Study: Immune system markers may be key for early detection, prognosis prediction in sepsis

A photo of Dr. Moldawer in lab coat and in lab setting.
With a focus on innovation, collaboration and academic excellence, the Sepsis and Critical Illness Research Center aims to develop clinical solutions for sepsis, as well as related illnesses and enduring effects.

Sepsis arrives silently.

A body’s infection-response gone wrong, the condition’s early symptoms include subtle harbingers like changes in breathing, cognition and shivering. Without intervention, this can rapidly progress to septic shock and multiorgan failure, which are often fatal.

Now, new research from a consortium of seven major university medical centers led by the University of Florida has identified a way to predict as early as the fourth day of admission whether a septic patient is at an increased risk of dying.

Typically, clinical outcome predictions for sepsis patients have relied on using blood proteins or DNA biomarkers. But in the study, published in JCI Insight, researchers at UF, Universities of Washington, Minnesota, Iowa, Cincinnati and Case Western, and Washington University medical centers are shifting to measuring functional immune responsiveness for a precise, early warning sign.

“Past success in the application of new therapeutics to the treatment of the sepsis has been dismal,” said Lyle L. Moldawer, Ph.D., a professor and director emeritus for the UF Sepsis and Critical Illness Research Center. “This is due in large part to the heterogeneity in the severity of sepsis when the patients present and the different immunological endotypes they present with.”

According to the study, measuring immune function using ELISpot analysis, a technique that detects the quantity of specific secreted proteins by individual immune cells, can be used to identify sepsis patients at increased risk of mortality — and even let clinicians know when their immunological defect is one that is immune suppressive, Moldawer pointed out.

Most studies examining the ability of clinicians to predict patient prognoses in the sepsis field have relied on either the analysis of large, retrospective databases or have been conducted in real-time at single institutions, he said.
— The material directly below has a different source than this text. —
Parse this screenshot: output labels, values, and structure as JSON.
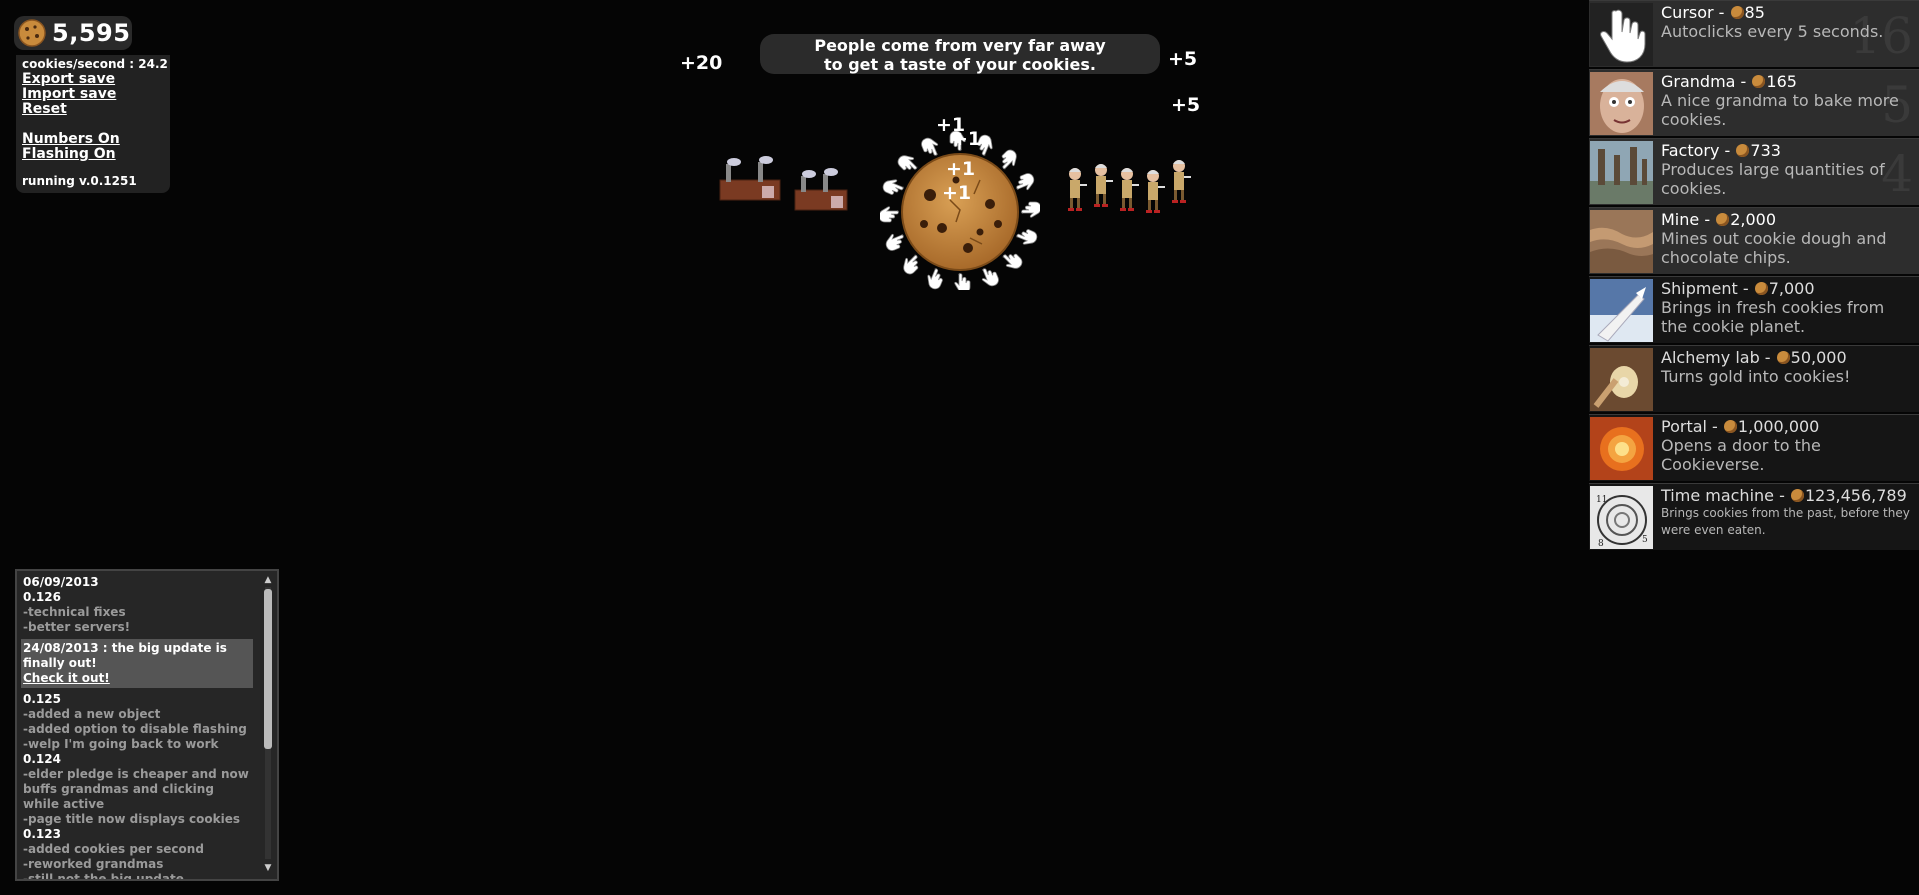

The current study, by contrast, leverages a robust multicenter format and demonstrates the benefit of a particular functional diagnostic as not only a means of determining patient prognosis in the future, but also an endotyping tool.

“Immune suppression during sepsis has long been associated with secondary infections and mortality. The functional assay developed here will allow the attending physician to actually monitor the patient’s immune suppression during the patient’s stay,” said Charles C. Caldwell, Ph.D., co-PI on the study and a professor in the University of Cincinnati’s Department of Surgery.

“Taken together, these studies clearly identify a cohort of sepsis patients at risk of dying from sepsis and a potential therapeutic approach to their treatment,” he said. The team was able to demonstrate the superiority of a functional prognostic over traditional protein and cell type metrics to identify at-risk sepsis patients, he added, and to target personalized therapeutic approaches.

The study is but one component of the Sepsis and Critical Illness Center’s ongoing efforts to better describe and understand the different immunological pathways behind sepsis that could benefit from targeted, personalized therapeutics.

Next steps may include using this test in clinical studies that seek to reverse immune suppression, as this would allow scientists to identify the population most likely to respond to this kind of immune modulator. For now, researchers believe this is a step toward being able to provide ever-improving, tailored care to each patient.

“Continued studies funded by the NIH are underway to make findings like these more actionable to clinicians involved in the care of sepsis patients, to shorten the turnaround time from blood sampling to result, and to identify specific therapeutics that would be appropriate interventions,” Moldawer said. “We’re excited to see what’s next.”